AP: First of all, the autism spectrum is so wide that no two persons with autism are alike, and one person with autism cannot be representative of the condition. And a lot of the time, the person with autism is so much the focus that their caregiver becomes the one to suffer in silence. Most families untouched by special needs will never have a clue about the hell that these families live through day by day. And they get so little support or even basic understanding from the public and even friends and extended family members.
Very often, an individual with autism can really test the patience and endurance of his/her caregivers, and FALLING demonstrates how a family can be pushed to the edge of despair and desperation. And what happens in the play may make some people feel uncomfortable or even disturbed, but this is the reality for some families.
And what is most remarkable and very real is that this family in FALLING (like so many real families in similar situations) is soldiering on, with bruises but also with resilience, with tears but also with a sense of humour, and with pragmatism but also with hope.
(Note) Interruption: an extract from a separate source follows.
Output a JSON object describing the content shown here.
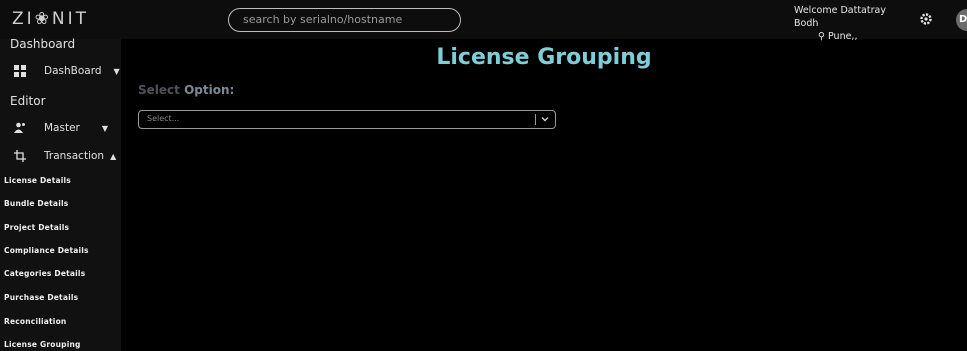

And through it all, loving unconditionally. They really are heroes.
RW: You staged Tribes – a play that dealt with the theme of deafness – last year. This year, there’s Falling that looks into the world of the autistic. Are we seeing a trend here?
AP: Yes, if you look at our body of work over the last few years, the so-called “trend” is to tell stories that affect us all in ways that we perhaps don’t realise should affect us, stories that are relevant and resonant to our community that we are perhaps not even aware of, stories that show us another side of life that we perhaps choose to ignore, stories that celebrate struggle, survival, compassion, empathy, and life itself, stories that make great theatre and at the same time open our eyes and minds and hearts, that make us give a damn about someone and something else apart from ourselves and our lot, to dare to change what we feel needs changing, and be thankful for the good in our lives. That is Pangdemonium’s mission.
RW: Finally, tell us in your own words why Singaporeans should catch Falling?
AP: This story needs to be told to as many people as possible because – apart from it being a brilliant family drama about unconditional love – we need to get the message out there that there are individuals in our community living with autism who need our understanding and acceptance, and our genuine, tangible efforts to help them assimilate into our society. At the same time, and perhaps just as importantly, their caregivers need much more empathy and support. FALLING is really a unique piece of theatre that we hope will reach out to everyone and make a difference.
KC Arts Centre
Opens 13 May to 5 June 2016
Tami and Bill are ordinary parents doing their best to bring up their two teenage kids – Lisa, 16, full of attitude and angst; and Josh, who demands extraordinary attention, because he’s an 18-year-old boy with severe autism. Family life is a precarious balancing act revolving around Josh, his routines, his obsessions, and the rigid set of rules that have been created for them to get through each day.
When this delicate balance is shattered by the arrival of a visitor, impossible choices have to be made, and it literally becomes a matter of life and death for this family. FALLING is an electrifying and enlightening family drama that shatters unspeakable taboos, explores the lives of a misunderstood and marginalised minority in our society, and examines the meaning of unconditional love.
Ticket Pricing: $30 – $50
Web Link: FALLING